British Pound Sterling | Currency News Views and Outlook
Exchange rates today: "We are all in this together" - How the Eurozone is conspiring against the UK economy and the pound sterling
- Category: British Pound Sterling
- Published on Wednesday, 01 August 2012 09:58
- Written by Sam Coventry
"Overall, a dismal set of PMI data. The index had already suffered a deterioration in early summer and whilst any 'Olympics boost' was unlikely in the manufacturing sector, a slump on this scale was not expected" - RBS.
Sterling is having a rough day today - the UK currency is over half a percent lower against the Australian dollar at 1.4842, the US dollar is also advancing, GBP-USD is 0.25 for the better at 1.5638.
The sterling to euro currency pairing is 0.24 pct in the red at 1.2707.
That the pound has fallen against the euro is notable, considering the Eurozone is behind the latest distressing eco-stats to come out of the UK economy.
It was this morning shown that UK Manufacturing PMI numbers slumped to 45.4 in July from 48.4 in June, way below City expectations for 48.4.
RBS are placing the blame squarely at the doors of the Eurozone:
"The fall in July brings the level of the UK PMI more into line with its euro area equivalent (44.0) contagion from across the Channel is implied by the sharper deterioration in the export orders balance (41.1 from 47.8) than in total orders. We're all in this together."
These figures are likely to prompt action at the Bank of England. An interest rate cut announcement for tomorrow appears to be priced in by investors who are selling off the UK currency in anticipation.
And further quantitative easing measures could also be due towards the end of the year as investors resign themselves to another poor quarter:
"Overall, a dismal set of PMI data. The index had already suffered a deterioration in early summer and whilst any 'Olympics boost' was unlikely in the manufacturing sector, a slump on this scale was not expected.
"It may simply be that the disruption around the Jubilee and the Olympics has had a bigger, temporary impact on manufacturers disrupting supply chains and staff working hours; and firms may have used this point in the calendar to undertake plant maintenance work.

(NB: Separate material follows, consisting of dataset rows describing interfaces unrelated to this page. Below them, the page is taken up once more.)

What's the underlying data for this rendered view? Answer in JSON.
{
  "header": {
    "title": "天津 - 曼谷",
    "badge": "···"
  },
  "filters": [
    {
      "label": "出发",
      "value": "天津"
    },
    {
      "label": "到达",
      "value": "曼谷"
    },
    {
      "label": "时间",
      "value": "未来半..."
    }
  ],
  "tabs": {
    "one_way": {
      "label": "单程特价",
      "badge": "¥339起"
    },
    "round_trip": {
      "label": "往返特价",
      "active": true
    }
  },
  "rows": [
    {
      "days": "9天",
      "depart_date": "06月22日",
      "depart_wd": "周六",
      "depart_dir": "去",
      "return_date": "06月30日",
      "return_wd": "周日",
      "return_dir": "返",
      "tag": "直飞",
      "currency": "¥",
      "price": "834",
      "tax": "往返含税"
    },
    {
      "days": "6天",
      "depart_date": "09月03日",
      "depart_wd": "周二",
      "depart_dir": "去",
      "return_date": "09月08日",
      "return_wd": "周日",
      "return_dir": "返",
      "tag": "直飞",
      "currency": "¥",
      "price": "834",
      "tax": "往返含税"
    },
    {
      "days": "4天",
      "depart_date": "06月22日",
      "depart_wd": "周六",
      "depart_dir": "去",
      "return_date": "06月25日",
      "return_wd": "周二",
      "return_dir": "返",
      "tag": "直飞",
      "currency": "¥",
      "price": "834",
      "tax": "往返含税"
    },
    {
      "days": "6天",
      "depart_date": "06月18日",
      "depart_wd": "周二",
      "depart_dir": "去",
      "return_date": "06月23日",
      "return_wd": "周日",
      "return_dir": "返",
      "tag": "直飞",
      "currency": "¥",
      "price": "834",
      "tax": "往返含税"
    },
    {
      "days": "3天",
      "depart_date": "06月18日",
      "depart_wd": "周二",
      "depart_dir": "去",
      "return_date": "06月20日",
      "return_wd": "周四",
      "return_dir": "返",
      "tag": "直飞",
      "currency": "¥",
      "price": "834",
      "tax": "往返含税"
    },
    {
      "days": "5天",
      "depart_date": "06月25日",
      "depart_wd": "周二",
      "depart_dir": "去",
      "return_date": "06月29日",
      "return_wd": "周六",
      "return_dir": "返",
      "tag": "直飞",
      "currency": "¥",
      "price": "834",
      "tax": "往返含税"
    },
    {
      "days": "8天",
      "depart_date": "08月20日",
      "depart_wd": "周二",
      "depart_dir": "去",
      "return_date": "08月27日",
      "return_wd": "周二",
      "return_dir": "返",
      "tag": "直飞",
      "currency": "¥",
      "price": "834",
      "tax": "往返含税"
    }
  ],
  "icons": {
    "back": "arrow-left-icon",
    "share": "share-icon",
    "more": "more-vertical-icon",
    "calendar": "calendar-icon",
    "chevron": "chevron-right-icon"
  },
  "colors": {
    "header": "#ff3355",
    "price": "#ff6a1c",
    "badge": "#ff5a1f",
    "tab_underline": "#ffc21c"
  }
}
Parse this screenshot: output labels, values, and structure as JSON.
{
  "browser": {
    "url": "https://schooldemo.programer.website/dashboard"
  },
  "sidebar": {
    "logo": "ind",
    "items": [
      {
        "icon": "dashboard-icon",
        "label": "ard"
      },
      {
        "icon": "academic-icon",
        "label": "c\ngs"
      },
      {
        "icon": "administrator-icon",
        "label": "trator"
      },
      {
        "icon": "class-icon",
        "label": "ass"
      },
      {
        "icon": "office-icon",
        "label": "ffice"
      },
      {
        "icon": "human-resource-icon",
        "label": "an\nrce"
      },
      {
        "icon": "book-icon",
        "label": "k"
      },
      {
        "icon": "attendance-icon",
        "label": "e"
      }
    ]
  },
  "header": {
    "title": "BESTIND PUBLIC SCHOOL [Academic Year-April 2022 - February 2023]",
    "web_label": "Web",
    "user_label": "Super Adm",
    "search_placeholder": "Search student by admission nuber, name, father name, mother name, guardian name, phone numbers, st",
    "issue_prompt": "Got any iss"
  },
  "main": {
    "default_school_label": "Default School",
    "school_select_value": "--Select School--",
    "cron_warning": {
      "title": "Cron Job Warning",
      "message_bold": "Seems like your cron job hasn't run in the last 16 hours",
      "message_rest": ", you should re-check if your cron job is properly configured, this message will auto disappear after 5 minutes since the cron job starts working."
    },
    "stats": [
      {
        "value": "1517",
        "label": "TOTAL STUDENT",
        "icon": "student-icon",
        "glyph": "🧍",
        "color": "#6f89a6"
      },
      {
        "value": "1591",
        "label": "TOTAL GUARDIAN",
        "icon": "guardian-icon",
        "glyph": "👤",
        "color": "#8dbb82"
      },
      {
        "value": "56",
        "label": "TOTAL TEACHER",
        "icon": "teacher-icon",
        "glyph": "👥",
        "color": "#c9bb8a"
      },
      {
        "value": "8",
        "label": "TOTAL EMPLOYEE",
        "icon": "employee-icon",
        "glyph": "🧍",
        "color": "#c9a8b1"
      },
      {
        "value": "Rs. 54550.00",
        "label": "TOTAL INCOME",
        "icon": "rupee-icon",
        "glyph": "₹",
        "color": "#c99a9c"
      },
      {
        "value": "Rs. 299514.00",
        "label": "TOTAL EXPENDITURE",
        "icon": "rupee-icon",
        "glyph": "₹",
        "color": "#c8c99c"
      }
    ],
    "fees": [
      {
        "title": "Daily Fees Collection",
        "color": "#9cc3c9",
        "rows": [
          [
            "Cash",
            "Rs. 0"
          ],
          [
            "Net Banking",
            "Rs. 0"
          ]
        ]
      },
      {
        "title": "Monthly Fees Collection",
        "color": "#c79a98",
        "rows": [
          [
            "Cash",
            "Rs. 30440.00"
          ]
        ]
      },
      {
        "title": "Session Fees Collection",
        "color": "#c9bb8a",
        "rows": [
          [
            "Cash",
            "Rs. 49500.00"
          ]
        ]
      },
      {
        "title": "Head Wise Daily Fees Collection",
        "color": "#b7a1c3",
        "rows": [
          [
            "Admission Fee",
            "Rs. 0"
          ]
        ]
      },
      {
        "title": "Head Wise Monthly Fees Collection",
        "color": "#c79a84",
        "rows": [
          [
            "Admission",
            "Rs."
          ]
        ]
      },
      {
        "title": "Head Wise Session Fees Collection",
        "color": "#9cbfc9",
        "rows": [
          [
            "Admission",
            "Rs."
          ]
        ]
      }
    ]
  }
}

"Nevertheless, the PMI is languishing at 3-year lows and is 5+ points below stabilisation levels, so there is a lot of ground to recover. Alongside distinctly underwhelming anecdotal evidence from consumer-facing parts of the economy, this bodes ill for hopes of a rebound in Q3 GDP."